▸ **Exercise instructions**: Would you return every entry, exactly as it is written?

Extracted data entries
--------------------------------

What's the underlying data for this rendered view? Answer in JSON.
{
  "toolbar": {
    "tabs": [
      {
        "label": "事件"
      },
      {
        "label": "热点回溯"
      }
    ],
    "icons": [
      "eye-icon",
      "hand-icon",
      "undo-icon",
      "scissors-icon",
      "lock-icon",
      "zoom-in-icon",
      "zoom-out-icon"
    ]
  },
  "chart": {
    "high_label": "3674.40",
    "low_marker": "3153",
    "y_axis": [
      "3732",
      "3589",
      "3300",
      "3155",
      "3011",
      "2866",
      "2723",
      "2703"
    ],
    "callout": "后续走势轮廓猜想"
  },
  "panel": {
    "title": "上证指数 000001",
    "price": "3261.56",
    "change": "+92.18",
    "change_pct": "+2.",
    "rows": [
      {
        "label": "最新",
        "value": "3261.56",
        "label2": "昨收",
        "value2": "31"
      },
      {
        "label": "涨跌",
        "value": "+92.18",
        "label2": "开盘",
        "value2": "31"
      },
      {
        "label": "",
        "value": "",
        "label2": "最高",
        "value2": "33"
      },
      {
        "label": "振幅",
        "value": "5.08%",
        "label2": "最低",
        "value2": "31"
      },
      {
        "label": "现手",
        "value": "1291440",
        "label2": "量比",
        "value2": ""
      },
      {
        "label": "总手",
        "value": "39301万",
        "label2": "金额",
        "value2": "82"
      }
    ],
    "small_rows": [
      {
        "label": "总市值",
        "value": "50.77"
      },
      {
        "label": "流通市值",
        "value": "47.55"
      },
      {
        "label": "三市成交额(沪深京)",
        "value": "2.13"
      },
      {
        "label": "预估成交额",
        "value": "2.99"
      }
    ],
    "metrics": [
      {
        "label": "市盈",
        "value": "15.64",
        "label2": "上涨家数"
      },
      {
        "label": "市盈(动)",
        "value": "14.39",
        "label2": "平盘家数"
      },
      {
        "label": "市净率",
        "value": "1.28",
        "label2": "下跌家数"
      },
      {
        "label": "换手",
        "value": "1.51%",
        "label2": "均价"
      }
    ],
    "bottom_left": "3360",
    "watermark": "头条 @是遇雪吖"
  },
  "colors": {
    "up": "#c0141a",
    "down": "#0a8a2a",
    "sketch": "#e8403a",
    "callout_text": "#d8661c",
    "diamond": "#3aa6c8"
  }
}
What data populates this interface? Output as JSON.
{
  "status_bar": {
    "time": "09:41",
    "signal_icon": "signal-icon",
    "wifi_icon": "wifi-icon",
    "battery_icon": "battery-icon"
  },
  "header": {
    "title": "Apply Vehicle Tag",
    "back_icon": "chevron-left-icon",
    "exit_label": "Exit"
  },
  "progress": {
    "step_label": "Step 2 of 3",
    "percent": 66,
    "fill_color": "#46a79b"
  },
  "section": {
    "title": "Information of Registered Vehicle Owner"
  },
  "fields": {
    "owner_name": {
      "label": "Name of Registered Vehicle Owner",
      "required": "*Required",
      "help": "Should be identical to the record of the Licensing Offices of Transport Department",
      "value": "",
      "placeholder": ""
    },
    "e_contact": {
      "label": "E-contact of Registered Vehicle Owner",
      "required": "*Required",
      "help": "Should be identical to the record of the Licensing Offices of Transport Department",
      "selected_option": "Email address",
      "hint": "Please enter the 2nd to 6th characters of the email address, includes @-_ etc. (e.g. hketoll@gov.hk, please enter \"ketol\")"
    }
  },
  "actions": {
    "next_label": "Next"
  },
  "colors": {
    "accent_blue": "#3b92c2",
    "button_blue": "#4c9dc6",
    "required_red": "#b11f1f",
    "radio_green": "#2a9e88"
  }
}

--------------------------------

▸ **Task answer**:
What's the underlying data for this rendered view? Answer in JSON.
{
  "toolbar": {
    "tabs": [
      {
        "label": "事件"
      },
      {
        "label": "热点回溯"
      }
    ],
    "icons": [
      "eye-icon",
      "hand-icon",
      "undo-icon",
      "scissors-icon",
      "lock-icon",
      "zoom-in-icon",
      "zoom-out-icon"
    ]
  },
  "chart": {
    "high_label": "3674.40",
    "low_marker": "3153",
    "y_axis": [
      "3732",
      "3589",
      "3300",
      "3155",
      "3011",
      "2866",
      "2723",
      "2703"
    ],
    "callout": "后续走势轮廓猜想"
  },
  "panel": {
    "title": "上证指数 000001",
    "price": "3261.56",
    "change": "+92.18",
    "change_pct": "+2.",
    "rows": [
      {
        "label": "最新",
        "value": "3261.56",
        "label2": "昨收",
        "value2": "31"
      },
      {
        "label": "涨跌",
        "value": "+92.18",
        "label2": "开盘",
        "value2": "31"
      },
      {
        "label": "",
        "value": "",
        "label2": "最高",
        "value2": "33"
      },
      {
        "label": "振幅",
        "value": "5.08%",
        "label2": "最低",
        "value2": "31"
      },
      {
        "label": "现手",
        "value": "1291440",
        "label2": "量比",
        "value2": ""
      },
      {
        "label": "总手",
        "value": "39301万",
        "label2": "金额",
        "value2": "82"
      }
    ],
    "small_rows": [
      {
        "label": "总市值",
        "value": "50.77"
      },
      {
        "label": "流通市值",
        "value": "47.55"
      },
      {
        "label": "三市成交额(沪深京)",
        "value": "2.13"
      },
      {
        "label": "预估成交额",
        "value": "2.99"
      }
    ],
    "metrics": [
      {
        "label": "市盈",
        "value": "15.64",
        "label2": "上涨家数"
      },
      {
        "label": "市盈(动)",
        "value": "14.39",
        "label2": "平盘家数"
      },
      {
        "label": "市净率",
        "value": "1.28",
        "label2": "下跌家数"
      },
      {
        "label": "换手",
        "value": "1.51%",
        "label2": "均价"
      }
    ],
    "bottom_left": "3360",
    "watermark": "头条 @是遇雪吖"
  },
  "colors": {
    "up": "#c0141a",
    "down": "#0a8a2a",
    "sketch": "#e8403a",
    "callout_text": "#d8661c",
    "diamond": "#3aa6c8"
  }
}
What data populates this interface? Output as JSON.
{
  "status_bar": {
    "time": "09:41",
    "signal_icon": "signal-icon",
    "wifi_icon": "wifi-icon",
    "battery_icon": "battery-icon"
  },
  "header": {
    "title": "Apply Vehicle Tag",
    "back_icon": "chevron-left-icon",
    "exit_label": "Exit"
  },
  "progress": {
    "step_label": "Step 2 of 3",
    "percent": 66,
    "fill_color": "#46a79b"
  },
  "section": {
    "title": "Information of Registered Vehicle Owner"
  },
  "fields": {
    "owner_name": {
      "label": "Name of Registered Vehicle Owner",
      "required": "*Required",
      "help": "Should be identical to the record of the Licensing Offices of Transport Department",
      "value": "",
      "placeholder": ""
    },
    "e_contact": {
      "label": "E-contact of Registered Vehicle Owner",
      "required": "*Required",
      "help": "Should be identical to the record of the Licensing Offices of Transport Department",
      "selected_option": "Email address",
      "hint": "Please enter the 2nd to 6th characters of the email address, includes @-_ etc. (e.g. hketoll@gov.hk, please enter \"ketol\")"
    }
  },
  "actions": {
    "next_label": "Next"
  },
  "colors": {
    "accent_blue": "#3b92c2",
    "button_blue": "#4c9dc6",
    "required_red": "#b11f1f",
    "radio_green": "#2a9e88"
  }
}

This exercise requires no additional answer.